There’s no substitute for knowing your camera and how to deal with varied conditions. Often going fully manual, both for exposure and focus will be your best option.
Fences or glass in the foreground can too easily fool the autofocus, so be careful there.
In general, a wide aperture to blur the background, coupled with a fast shutter speed to freeze any animal movement, is good. You may also be dealing with a long focal length, and having to handhold is a recipe for camera shake/blur.
Try to keep the shutter speed as fast as possible. Also, keep the ISO low to minimize noise. In varied lighting conditions, you may also want to consider Auto ISO if you understand how it works with your particular camera.
Continuous mode can be a good option so that when an animal does something interesting, you can fire a burst of shots, helping guarantee you capture the moment.

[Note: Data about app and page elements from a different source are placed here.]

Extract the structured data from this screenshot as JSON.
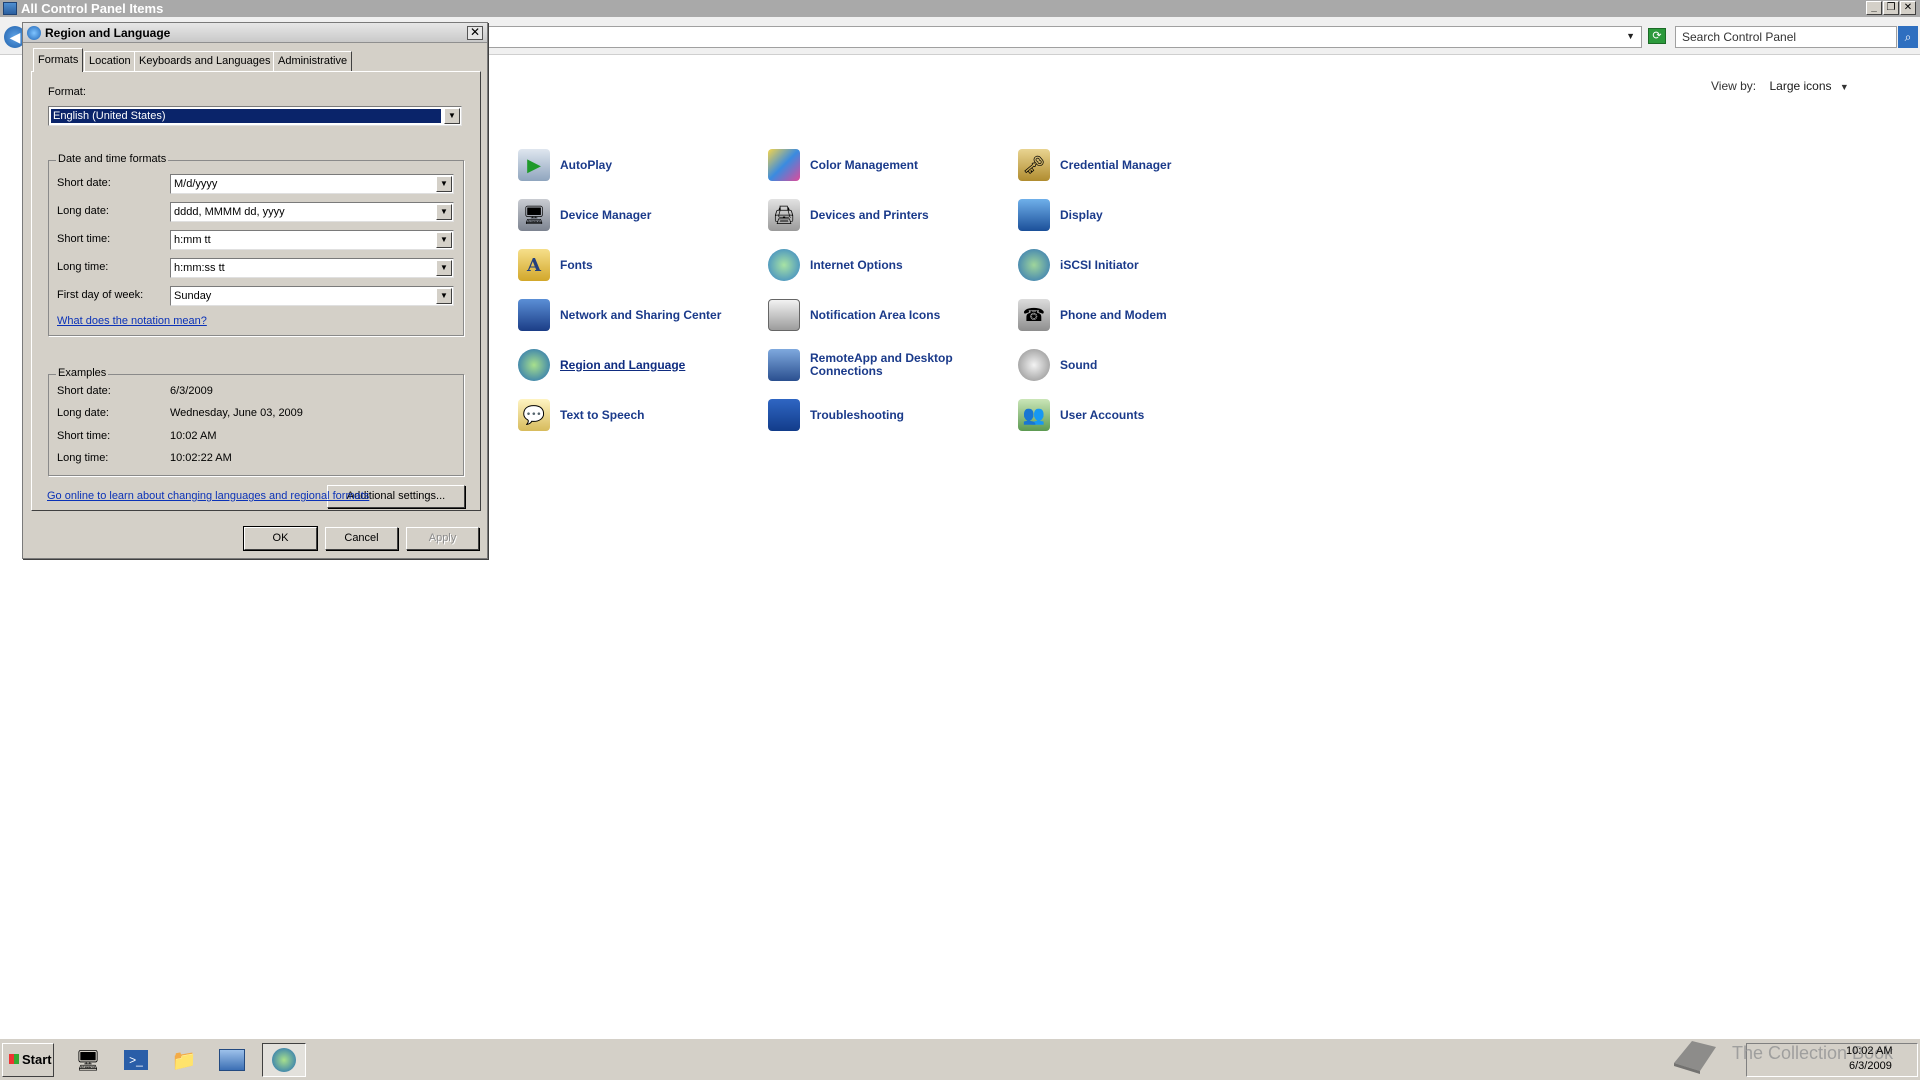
{
  "window": {
    "title": "All Control Panel Items",
    "search_placeholder": "Search Control Panel",
    "view_by_label": "View by:",
    "view_by_value": "Large icons"
  },
  "items": [
    {
      "label": "AutoPlay",
      "icon": "autoplay-icon",
      "link": false
    },
    {
      "label": "Color Management",
      "icon": "color-management-icon",
      "link": false
    },
    {
      "label": "Credential Manager",
      "icon": "credential-manager-icon",
      "link": false
    },
    {
      "label": "Device Manager",
      "icon": "device-manager-icon",
      "link": false
    },
    {
      "label": "Devices and Printers",
      "icon": "devices-printers-icon",
      "link": false
    },
    {
      "label": "Display",
      "icon": "display-icon",
      "link": false
    },
    {
      "label": "Fonts",
      "icon": "fonts-icon",
      "link": false
    },
    {
      "label": "Internet Options",
      "icon": "internet-options-icon",
      "link": false
    },
    {
      "label": "iSCSI Initiator",
      "icon": "iscsi-initiator-icon",
      "link": false
    },
    {
      "label": "Network and Sharing Center",
      "icon": "network-sharing-icon",
      "link": false
    },
    {
      "label": "Notification Area Icons",
      "icon": "notification-area-icon",
      "link": false
    },
    {
      "label": "Phone and Modem",
      "icon": "phone-modem-icon",
      "link": false
    },
    {
      "label": "Region and Language",
      "icon": "region-language-icon",
      "link": true
    },
    {
      "label": "RemoteApp and Desktop",
      "label2": "Connections",
      "icon": "remoteapp-icon",
      "link": false
    },
    {
      "label": "Sound",
      "icon": "sound-icon",
      "link": false
    },
    {
      "label": "Text to Speech",
      "icon": "text-to-speech-icon",
      "link": false
    },
    {
      "label": "Troubleshooting",
      "icon": "troubleshooting-icon",
      "link": false
    },
    {
      "label": "User Accounts",
      "icon": "user-accounts-icon",
      "link": false
    }
  ],
  "dialog": {
    "title": "Region and Language",
    "close": "✕",
    "tabs": [
      "Formats",
      "Location",
      "Keyboards and Languages",
      "Administrative"
    ],
    "format_label": "Format:",
    "format_value": "English (United States)",
    "datetime_group": "Date and time formats",
    "fields": [
      {
        "label": "Short date:",
        "value": "M/d/yyyy"
      },
      {
        "label": "Long date:",
        "value": "dddd, MMMM dd, yyyy"
      },
      {
        "label": "Short time:",
        "value": "h:mm tt"
      },
      {
        "label": "Long time:",
        "value": "h:mm:ss tt"
      },
      {
        "label": "First day of week:",
        "value": "Sunday"
      }
    ],
    "notation_link": "What does the notation mean?",
    "examples_group": "Examples",
    "examples": [
      {
        "label": "Short date:",
        "value": "6/3/2009"
      },
      {
        "label": "Long date:",
        "value": "Wednesday, June 03, 2009"
      },
      {
        "label": "Short time:",
        "value": "10:02 AM"
      },
      {
        "label": "Long time:",
        "value": "10:02:22 AM"
      }
    ],
    "additional_settings": "Additional settings...",
    "online_link": "Go online to learn about changing languages and regional formats",
    "ok": "OK",
    "cancel": "Cancel",
    "apply": "Apply"
  },
  "taskbar": {
    "start": "Start",
    "clock_time": "10:02 AM",
    "clock_date": "6/3/2009",
    "watermark": "The Collection Book"
  }
}
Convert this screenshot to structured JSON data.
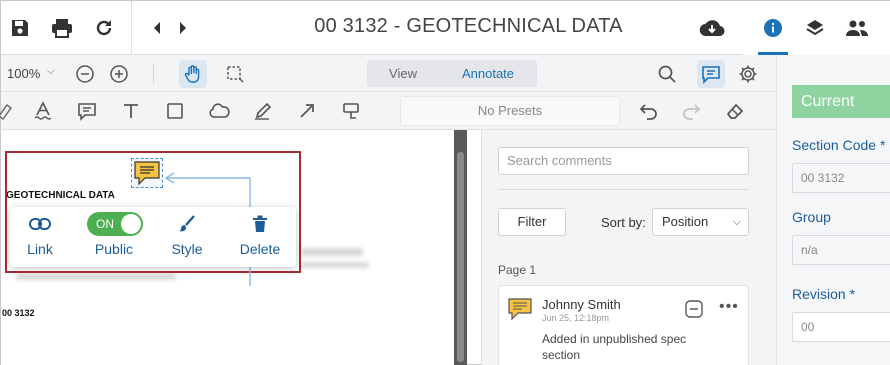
{
  "app": {
    "document_title": "00 3132 - GEOTECHNICAL DATA"
  },
  "toolbar": {
    "zoom": "100%",
    "mode_view": "View",
    "mode_annotate": "Annotate",
    "presets": "No Presets"
  },
  "document": {
    "heading": "GEOTECHNICAL DATA",
    "section_code": "00 3132"
  },
  "popover": {
    "link_label": "Link",
    "public_label": "Public",
    "public_toggle": "ON",
    "style_label": "Style",
    "delete_label": "Delete"
  },
  "comments": {
    "search_placeholder": "Search comments",
    "filter_label": "Filter",
    "sort_label": "Sort by:",
    "sort_value": "Position",
    "page_label": "Page 1",
    "items": [
      {
        "author": "Johnny Smith",
        "date": "Jun 25, 12:18pm",
        "text": "Added in unpublished spec section"
      }
    ]
  },
  "properties": {
    "status": "Current",
    "section_code_label": "Section Code *",
    "section_code_value": "00 3132",
    "group_label": "Group",
    "group_value": "n/a",
    "revision_label": "Revision *",
    "revision_value": "00"
  },
  "colors": {
    "accent": "#1a73b8",
    "selection_border": "#a32b35",
    "toggle_on": "#4caf50",
    "status_current": "#8fd4a0",
    "note_yellow": "#f5c242"
  }
}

If there’s any mistake I see beginners making, it’s not filling the frame with their subject. Of course, not every shot needs to be a tightly cropped “portrait,” but the problem comes in when the subject in the image is so small it’s barely identifiable. Alternatively, the shot is so cluttered with other things that one questions what the real subject is. This is where a long lens can help with zoo photography.
Real wildlife photographers must sneak up on their subjects in places where enclosures don’t restrict the animals. So, often they will use – really – long, (and really expensive), glass. You need not go to that extreme, but you do want to make the animal in your shot the star, so frame accordingly.

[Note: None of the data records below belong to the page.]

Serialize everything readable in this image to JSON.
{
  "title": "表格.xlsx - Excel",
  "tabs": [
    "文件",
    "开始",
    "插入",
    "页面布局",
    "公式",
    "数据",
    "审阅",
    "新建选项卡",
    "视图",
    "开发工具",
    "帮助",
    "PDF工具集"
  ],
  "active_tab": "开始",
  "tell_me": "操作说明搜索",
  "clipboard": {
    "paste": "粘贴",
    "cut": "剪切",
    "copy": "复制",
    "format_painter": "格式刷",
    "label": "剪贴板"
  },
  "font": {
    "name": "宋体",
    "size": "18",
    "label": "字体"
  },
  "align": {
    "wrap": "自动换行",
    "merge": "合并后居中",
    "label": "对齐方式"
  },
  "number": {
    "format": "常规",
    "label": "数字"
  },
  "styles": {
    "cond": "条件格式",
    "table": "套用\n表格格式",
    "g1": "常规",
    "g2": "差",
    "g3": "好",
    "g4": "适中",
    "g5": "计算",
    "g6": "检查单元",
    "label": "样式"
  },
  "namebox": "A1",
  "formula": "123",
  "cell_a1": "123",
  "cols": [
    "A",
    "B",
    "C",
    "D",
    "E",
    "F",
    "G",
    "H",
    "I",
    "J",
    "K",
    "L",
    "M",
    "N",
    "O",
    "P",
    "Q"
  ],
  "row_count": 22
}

As when making portraits of people, when photographing animals, keep the eyes in sharp focus. Having other parts of the animal out of focus or a very limited depth-of-field is forgivable, but if the eyes are not in focus, the shot is probably a candidate for the delete button.
Use manual focus or learn you use your focus points to force focus on the animal’s eyes. Simply using the default center-focus point will likely fail you almost every time. Be the master of your camera’s focus.

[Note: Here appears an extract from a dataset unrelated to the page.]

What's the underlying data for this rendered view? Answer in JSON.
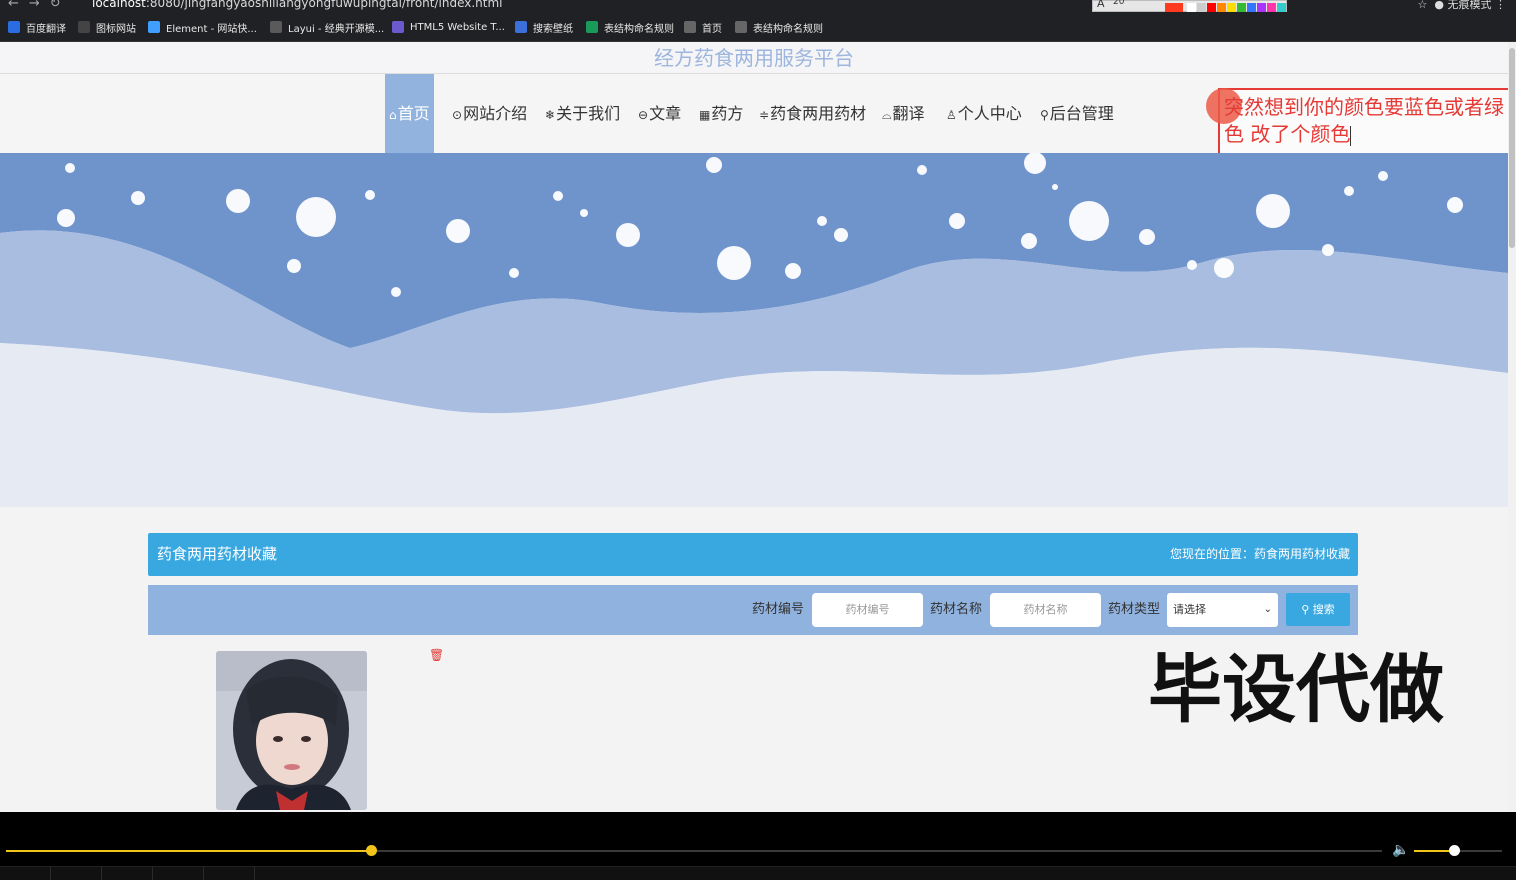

This is a tricky one because enclosures, cages, and places where the animal will be won’t always allow this, but where possible, try to get on the same level as the animal. Looking down on the subject just won’t be as impressive. Perhaps you’ll have to put your camera on the ground or use something like a Gorillapod, (appropriate for the zoo, yes?) but do what’s needed to improve your shot.
As with any photo editing, you want to use the tools and tricks in your editing program to improve your shot. Always consider whether a crop may help eliminate distractions or better highlight the animal. Use the exposure, highlights, shadows, whites, and blacks sliders (if editing with Lightroom), to bring out the color and detail of the animal.
The Dehaze option may help, especially where you made a photo through a glass enclosure.
The new Texture slider can also work wonders, bringing out details in an animal’s fur.
Don’t forget to take a look at going monochrome with some of your images. Sometimes a black and white version of an animal image can be especially striking.
So grab your gear and get down to your nearest zoo. You’ll have a great time, get some nice images, and if the song is right, “the animals will love it if you do.”
Do you have any other zoo photography tips? Share with us in the comments! Also, share with us your zoo photography photos.
The post Using Creative Zoo Photography for Awesome Animal Photos appeared first on Digital Photography School. It was authored by Rick Ohnsman.
Here are some other great photos taken at the zoo:
* All photos courtesy of San Diego Zoo Safari ParkSo, hopefully, looking at these photos will give you an idea of how to be patient and wait for the perfect photo. What I have found as I go to the zoo: don’t take pictures of the sleeping animals, wait until next time. Get pictures of the animals that are awake and up and moving around. Who wants a picture of a sleeping animal? Right? I know you are thinking of you may not get that chance again to take a picture of this rare animal, but, no one wants to see that picture either. It looks like a zoo picture then. The goal is to make it look like it’s not a zoo picture, right? So, have fun, enjoy the family, and enjoy the animals too.Thanks again for your support, and please…… SHARE !!!!